*** Provided data ***

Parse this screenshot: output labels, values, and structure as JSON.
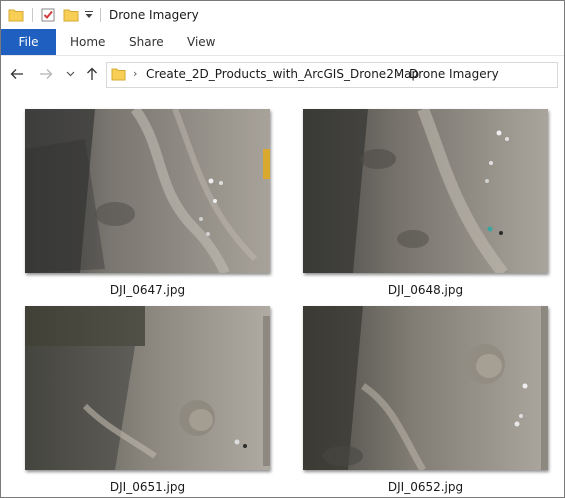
{
  "window": {
    "title": "Drone Imagery"
  },
  "quick_access": {
    "icons": [
      "folder-icon",
      "properties-checkmark-icon",
      "new-folder-icon",
      "customize-dropdown-icon"
    ]
  },
  "ribbon": {
    "tabs": [
      {
        "label": "File",
        "active": true
      },
      {
        "label": "Home"
      },
      {
        "label": "Share"
      },
      {
        "label": "View"
      }
    ],
    "accent": "#1f5fbf"
  },
  "navigation": {
    "breadcrumb": [
      "Create_2D_Products_with_ArcGIS_Drone2Map",
      "Drone Imagery"
    ]
  },
  "files": [
    {
      "name": "DJI_0647.jpg"
    },
    {
      "name": "DJI_0648.jpg"
    },
    {
      "name": "DJI_0651.jpg"
    },
    {
      "name": "DJI_0652.jpg"
    }
  ]
}
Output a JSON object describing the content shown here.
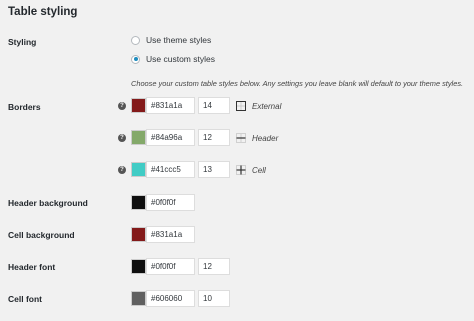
{
  "page": {
    "title": "Table styling"
  },
  "styling": {
    "label": "Styling",
    "options": [
      {
        "label": "Use theme styles",
        "checked": false
      },
      {
        "label": "Use custom styles",
        "checked": true
      }
    ],
    "hint": "Choose your custom table styles below. Any settings you leave blank will default to your theme styles."
  },
  "borders": {
    "label": "Borders",
    "items": [
      {
        "color": "#831a1a",
        "size": "14",
        "kind": "External",
        "icon": "border-outer-icon"
      },
      {
        "color": "#84a96a",
        "size": "12",
        "kind": "Header",
        "icon": "border-header-icon"
      },
      {
        "color": "#41ccc5",
        "size": "13",
        "kind": "Cell",
        "icon": "border-inner-icon"
      }
    ]
  },
  "header_background": {
    "label": "Header background",
    "color": "#0f0f0f"
  },
  "cell_background": {
    "label": "Cell background",
    "color": "#831a1a"
  },
  "header_font": {
    "label": "Header font",
    "color": "#0f0f0f",
    "size": "12"
  },
  "cell_font": {
    "label": "Cell font",
    "color": "#606060",
    "size": "10"
  },
  "help_icon": "help-icon",
  "help_glyph": "?"
}
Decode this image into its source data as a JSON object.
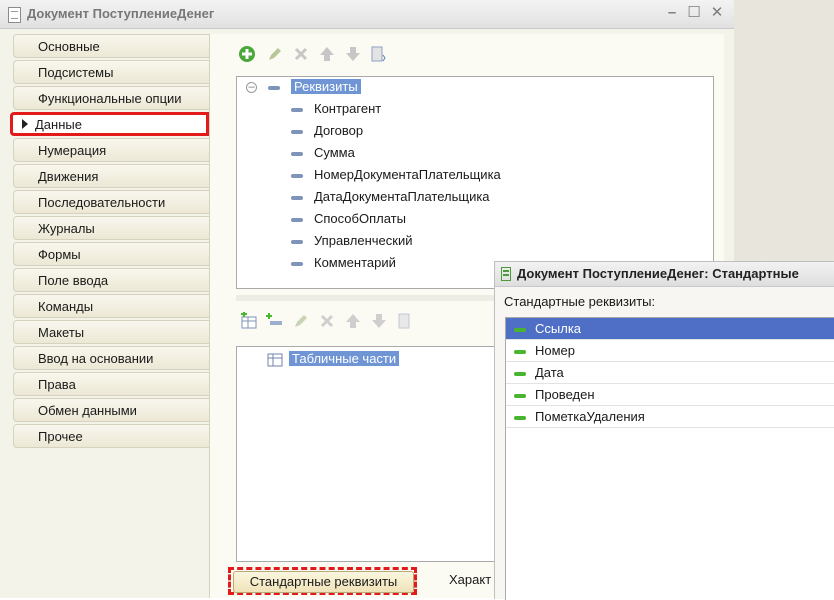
{
  "main_window": {
    "title": "Документ ПоступлениеДенег",
    "controls": {
      "minimize": "–",
      "maximize": "☐",
      "close": "✕"
    }
  },
  "nav": {
    "items": [
      {
        "label": "Основные"
      },
      {
        "label": "Подсистемы"
      },
      {
        "label": "Функциональные опции"
      },
      {
        "label": "Данные"
      },
      {
        "label": "Нумерация"
      },
      {
        "label": "Движения"
      },
      {
        "label": "Последовательности"
      },
      {
        "label": "Журналы"
      },
      {
        "label": "Формы"
      },
      {
        "label": "Поле ввода"
      },
      {
        "label": "Команды"
      },
      {
        "label": "Макеты"
      },
      {
        "label": "Ввод на основании"
      },
      {
        "label": "Права"
      },
      {
        "label": "Обмен данными"
      },
      {
        "label": "Прочее"
      }
    ],
    "active_item": "Данные"
  },
  "attributes": {
    "root": "Реквизиты",
    "items": [
      "Контрагент",
      "Договор",
      "Сумма",
      "НомерДокументаПлательщика",
      "ДатаДокументаПлательщика",
      "СпособОплаты",
      "Управленческий",
      "Комментарий"
    ]
  },
  "tabular_parts": {
    "root": "Табличные части"
  },
  "buttons": {
    "standard_attributes": "Стандартные реквизиты",
    "characteristics": "Характ"
  },
  "popup": {
    "title": "Документ ПоступлениеДенег: Стандартные",
    "label": "Стандартные реквизиты:",
    "items": [
      "Ссылка",
      "Номер",
      "Дата",
      "Проведен",
      "ПометкаУдаления"
    ],
    "selected": "Ссылка"
  },
  "colors": {
    "highlight_red": "#e21a1a",
    "selection_blue": "#4f6fc7",
    "tree_selection": "#6f95d4",
    "panel_bg": "#fbfaf3"
  }
}
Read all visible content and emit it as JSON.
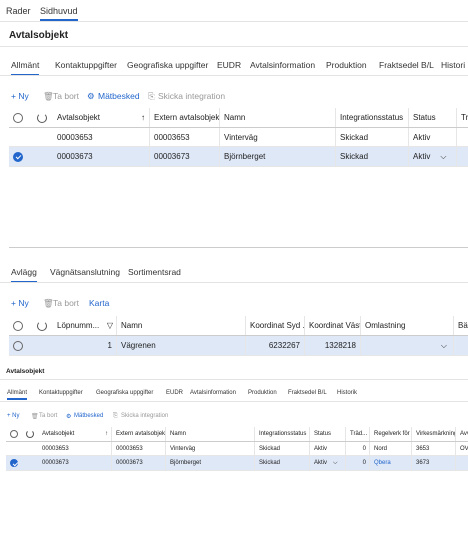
{
  "top_tabs": [
    "Rader",
    "Sidhuvud"
  ],
  "section1": {
    "title": "Avtalsobjekt",
    "tabs": [
      "Allmänt",
      "Kontaktuppgifter",
      "Geografiska uppgifter",
      "EUDR",
      "Avtalsinformation",
      "Produktion",
      "Fraktsedel B/L",
      "Histori"
    ],
    "toolbar": {
      "new": "+ Ny",
      "delete": "Ta bort",
      "meas": "Mätbesked",
      "send": "Skicka integration"
    },
    "columns": [
      "Avtalsobjekt",
      "Extern avtalsobjek...",
      "Namn",
      "Integrationsstatus",
      "Status",
      "Träd"
    ],
    "sort_mark": "↑",
    "rows": [
      {
        "id": "00003653",
        "ext": "00003653",
        "name": "Vinterväg",
        "integ": "Skickad",
        "status": "Aktiv"
      },
      {
        "id": "00003673",
        "ext": "00003673",
        "name": "Björnberget",
        "integ": "Skickad",
        "status": "Aktiv"
      }
    ]
  },
  "section2": {
    "tabs": [
      "Avlägg",
      "Vägnätsanslutning",
      "Sortimentsrad"
    ],
    "toolbar": {
      "new": "+ Ny",
      "delete": "Ta bort",
      "map": "Karta"
    },
    "columns": [
      "Löpnumm...",
      "Namn",
      "Koordinat Syd ...",
      "Koordinat Väst...",
      "Omlastning",
      "Bärig"
    ],
    "rows": [
      {
        "num": "1",
        "name": "Vägrenen",
        "syd": "6232267",
        "vast": "1328218",
        "oml": ""
      }
    ]
  },
  "section3": {
    "title": "Avtalsobjekt",
    "tabs": [
      "Allmänt",
      "Kontaktuppgifter",
      "Geografiska uppgifter",
      "EUDR",
      "Avtalsinformation",
      "Produktion",
      "Fraktsedel B/L",
      "Historik"
    ],
    "toolbar": {
      "new": "+ Ny",
      "delete": "Ta bort",
      "meas": "Mätbesked",
      "send": "Skicka integration"
    },
    "columns": [
      "Avtalsobjekt",
      "Extern avtalsobjek...",
      "Namn",
      "Integrationsstatus",
      "Status",
      "Träd...",
      "Regelverk för ...",
      "Virkesmärkning",
      "Avve"
    ],
    "rows": [
      {
        "id": "00003653",
        "ext": "00003653",
        "name": "Vinterväg",
        "integ": "Skickad",
        "status": "Aktiv",
        "trad": "0",
        "regel": "Nord",
        "virke": "3653",
        "avve": "OV"
      },
      {
        "id": "00003673",
        "ext": "00003673",
        "name": "Björnberget",
        "integ": "Skickad",
        "status": "Aktiv",
        "trad": "0",
        "regel": "Qbera",
        "virke": "3673",
        "avve": ""
      }
    ]
  }
}
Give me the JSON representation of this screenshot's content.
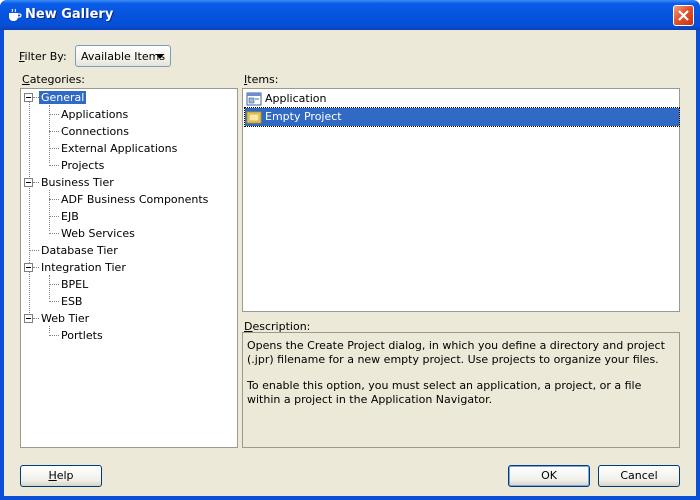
{
  "window": {
    "title": "New Gallery"
  },
  "filter": {
    "label_prefix": "F",
    "label_rest": "ilter By:",
    "selected": "Available Items"
  },
  "categories": {
    "label_prefix": "C",
    "label_rest": "ategories:",
    "tree": [
      {
        "label": "General",
        "level": 0,
        "expanded": true,
        "selected": true
      },
      {
        "label": "Applications",
        "level": 1
      },
      {
        "label": "Connections",
        "level": 1
      },
      {
        "label": "External Applications",
        "level": 1
      },
      {
        "label": "Projects",
        "level": 1
      },
      {
        "label": "Business Tier",
        "level": 0,
        "expanded": true
      },
      {
        "label": "ADF Business Components",
        "level": 1
      },
      {
        "label": "EJB",
        "level": 1
      },
      {
        "label": "Web Services",
        "level": 1
      },
      {
        "label": "Database Tier",
        "level": 0
      },
      {
        "label": "Integration Tier",
        "level": 0,
        "expanded": true
      },
      {
        "label": "BPEL",
        "level": 1
      },
      {
        "label": "ESB",
        "level": 1
      },
      {
        "label": "Web Tier",
        "level": 0,
        "expanded": true
      },
      {
        "label": "Portlets",
        "level": 1
      }
    ]
  },
  "items": {
    "label_prefix": "I",
    "label_rest": "tems:",
    "list": [
      {
        "label": "Application",
        "icon": "application-icon"
      },
      {
        "label": "Empty Project",
        "icon": "folder-icon",
        "selected": true
      }
    ]
  },
  "description": {
    "label_prefix": "D",
    "label_rest": "escription:",
    "para1": "Opens the Create Project dialog, in which you define a directory and project (.jpr) filename for a new empty project. Use projects to organize your files.",
    "para2": "To enable this option, you must select an application, a project, or a file within a project in the Application Navigator."
  },
  "buttons": {
    "help_prefix": "H",
    "help_rest": "elp",
    "ok": "OK",
    "cancel": "Cancel"
  },
  "colors": {
    "title_blue": "#0653de",
    "selection": "#316ac5",
    "dialog_face": "#ece9d8",
    "close_red": "#e0542e"
  }
}
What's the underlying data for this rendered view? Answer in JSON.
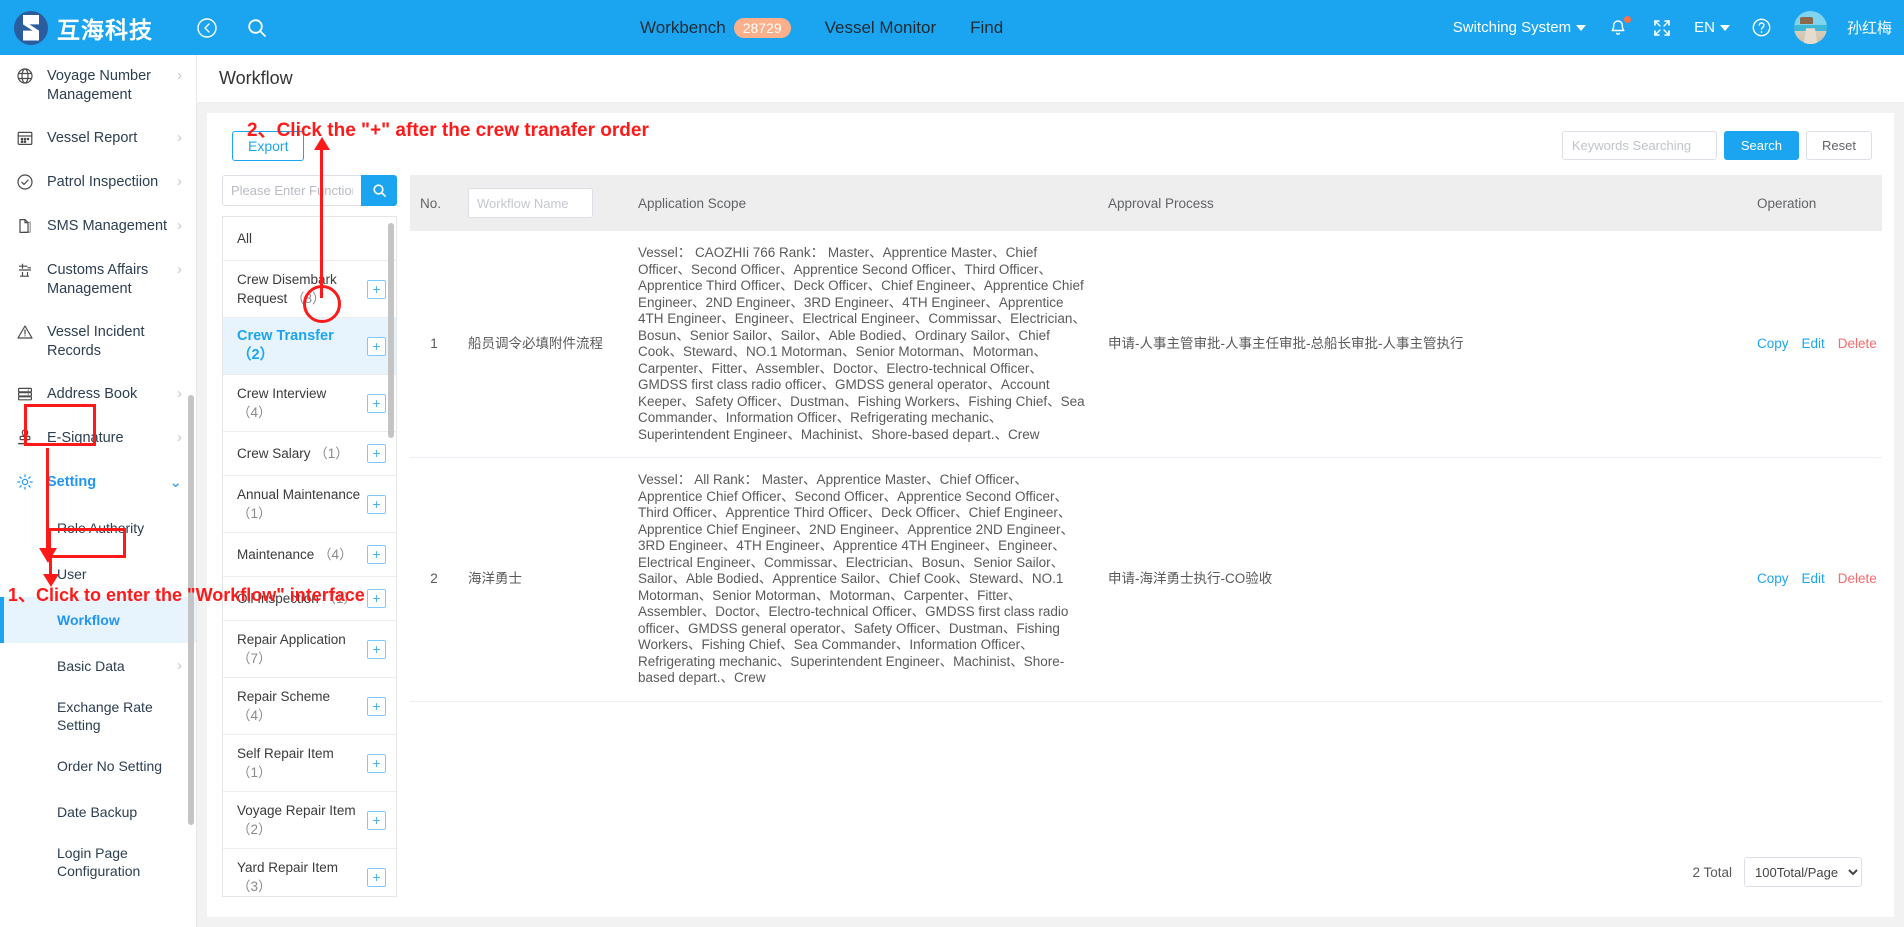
{
  "header": {
    "brand": "互海科技",
    "back_icon": "back-arrow-icon",
    "search_icon": "search-icon",
    "nav": [
      {
        "label": "Workbench",
        "badge": "28729"
      },
      {
        "label": "Vessel Monitor",
        "badge": ""
      },
      {
        "label": "Find",
        "badge": ""
      }
    ],
    "switching_system": "Switching System",
    "language": "EN",
    "user_name": "孙红梅"
  },
  "sidebar": {
    "items": [
      {
        "label": "Voyage Number Management",
        "icon": "globe-icon",
        "arrow": "›"
      },
      {
        "label": "Vessel Report",
        "icon": "calendar-icon",
        "arrow": "›"
      },
      {
        "label": "Patrol Inspectiion",
        "icon": "check-circle-icon",
        "arrow": "›"
      },
      {
        "label": "SMS Management",
        "icon": "documents-icon",
        "arrow": "›"
      },
      {
        "label": "Customs Affairs Management",
        "icon": "customs-icon",
        "arrow": "›"
      },
      {
        "label": "Vessel Incident Records",
        "icon": "warning-triangle-icon",
        "arrow": ""
      },
      {
        "label": "Address Book",
        "icon": "address-book-icon",
        "arrow": "›"
      },
      {
        "label": "E-Signature",
        "icon": "stamp-icon",
        "arrow": "›"
      },
      {
        "label": "Setting",
        "icon": "gear-icon",
        "arrow": "⌄"
      }
    ],
    "sub_items": [
      {
        "label": "Role Authority",
        "arrow": ""
      },
      {
        "label": "User",
        "arrow": ""
      },
      {
        "label": "Workflow",
        "arrow": ""
      },
      {
        "label": "Basic Data",
        "arrow": "›"
      },
      {
        "label": "Exchange Rate Setting",
        "arrow": ""
      },
      {
        "label": "Order No Setting",
        "arrow": ""
      },
      {
        "label": "Date Backup",
        "arrow": ""
      },
      {
        "label": "Login Page Configuration",
        "arrow": ""
      }
    ]
  },
  "page": {
    "title": "Workflow"
  },
  "toolbar": {
    "export_label": "Export",
    "keywords_placeholder": "Keywords Searching",
    "keywords_value": "",
    "search_label": "Search",
    "reset_label": "Reset"
  },
  "function_panel": {
    "search_placeholder": "Please Enter Function Name",
    "search_value": "",
    "search_icon": "search-icon",
    "items": [
      {
        "name": "All",
        "count": "",
        "plus": false
      },
      {
        "name": "Crew Disembark Request",
        "count": "（8）",
        "plus": true
      },
      {
        "name": "Crew Transfer",
        "count": "（2）",
        "plus": true
      },
      {
        "name": "Crew Interview",
        "count": "（4）",
        "plus": true
      },
      {
        "name": "Crew Salary",
        "count": "（1）",
        "plus": true
      },
      {
        "name": "Annual Maintenance",
        "count": "（1）",
        "plus": true
      },
      {
        "name": "Maintenance",
        "count": "（4）",
        "plus": true
      },
      {
        "name": "Oil Inspection",
        "count": "（1）",
        "plus": true
      },
      {
        "name": "Repair Application",
        "count": "（7）",
        "plus": true
      },
      {
        "name": "Repair Scheme",
        "count": "（4）",
        "plus": true
      },
      {
        "name": "Self Repair Item",
        "count": "（1）",
        "plus": true
      },
      {
        "name": "Voyage Repair Item",
        "count": "（2）",
        "plus": true
      },
      {
        "name": "Yard Repair Item",
        "count": "（3）",
        "plus": true
      }
    ],
    "active_index": 2
  },
  "table": {
    "headers": {
      "no": "No.",
      "workflow_name": "Workflow Name",
      "workflow_name_placeholder": "Workflow Name",
      "workflow_name_value": "",
      "application_scope": "Application Scope",
      "approval_process": "Approval Process",
      "operation": "Operation"
    },
    "rows": [
      {
        "no": "1",
        "name": "船员调令必填附件流程",
        "scope": "Vessel： CAOZHIi 766\nRank： Master、Apprentice Master、Chief Officer、Second Officer、Apprentice Second Officer、Third Officer、Apprentice Third Officer、Deck Officer、Chief Engineer、Apprentice Chief Engineer、2ND Engineer、3RD Engineer、4TH Engineer、Apprentice 4TH Engineer、Engineer、Electrical Engineer、Commissar、Electrician、Bosun、Senior Sailor、Sailor、Able Bodied、Ordinary Sailor、Chief Cook、Steward、NO.1 Motorman、Senior Motorman、Motorman、Carpenter、Fitter、Assembler、Doctor、Electro-technical Officer、GMDSS first class radio officer、GMDSS general operator、Account Keeper、Safety Officer、Dustman、Fishing Workers、Fishing Chief、Sea Commander、Information Officer、Refrigerating mechanic、Superintendent Engineer、Machinist、Shore-based depart.、Crew",
        "approval": "申请-人事主管审批-人事主任审批-总船长审批-人事主管执行",
        "ops": [
          {
            "label": "Copy",
            "kind": "link"
          },
          {
            "label": "Edit",
            "kind": "link"
          },
          {
            "label": "Delete",
            "kind": "danger"
          }
        ]
      },
      {
        "no": "2",
        "name": "海洋勇士",
        "scope": "Vessel： All\nRank： Master、Apprentice Master、Chief Officer、Apprentice Chief Officer、Second Officer、Apprentice Second Officer、Third Officer、Apprentice Third Officer、Deck Officer、Chief Engineer、Apprentice Chief Engineer、2ND Engineer、Apprentice 2ND Engineer、3RD Engineer、4TH Engineer、Apprentice 4TH Engineer、Engineer、Electrical Engineer、Commissar、Electrician、Bosun、Senior Sailor、Sailor、Able Bodied、Apprentice Sailor、Chief Cook、Steward、NO.1 Motorman、Senior Motorman、Motorman、Carpenter、Fitter、Assembler、Doctor、Electro-technical Officer、GMDSS first class radio officer、GMDSS general operator、Safety Officer、Dustman、Fishing Workers、Fishing Chief、Sea Commander、Information Officer、Refrigerating mechanic、Superintendent Engineer、Machinist、Shore-based depart.、Crew",
        "approval": "申请-海洋勇士执行-CO验收",
        "ops": [
          {
            "label": "Copy",
            "kind": "link"
          },
          {
            "label": "Edit",
            "kind": "link"
          },
          {
            "label": "Delete",
            "kind": "danger"
          }
        ]
      }
    ],
    "pagination": {
      "total_text": "2 Total",
      "page_size": "100Total/Page"
    }
  },
  "annotations": {
    "step1": "1、Click to enter the \"Workflow\" interface",
    "step2": "2、Click the \"+\" after the crew tranafer order",
    "color": "#FF1A1A"
  }
}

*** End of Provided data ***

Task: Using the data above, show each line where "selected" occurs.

Completed exercise:
    "selected": "Ссылка"
    "selected": "Available Items"
        "selected": true
        "selected": true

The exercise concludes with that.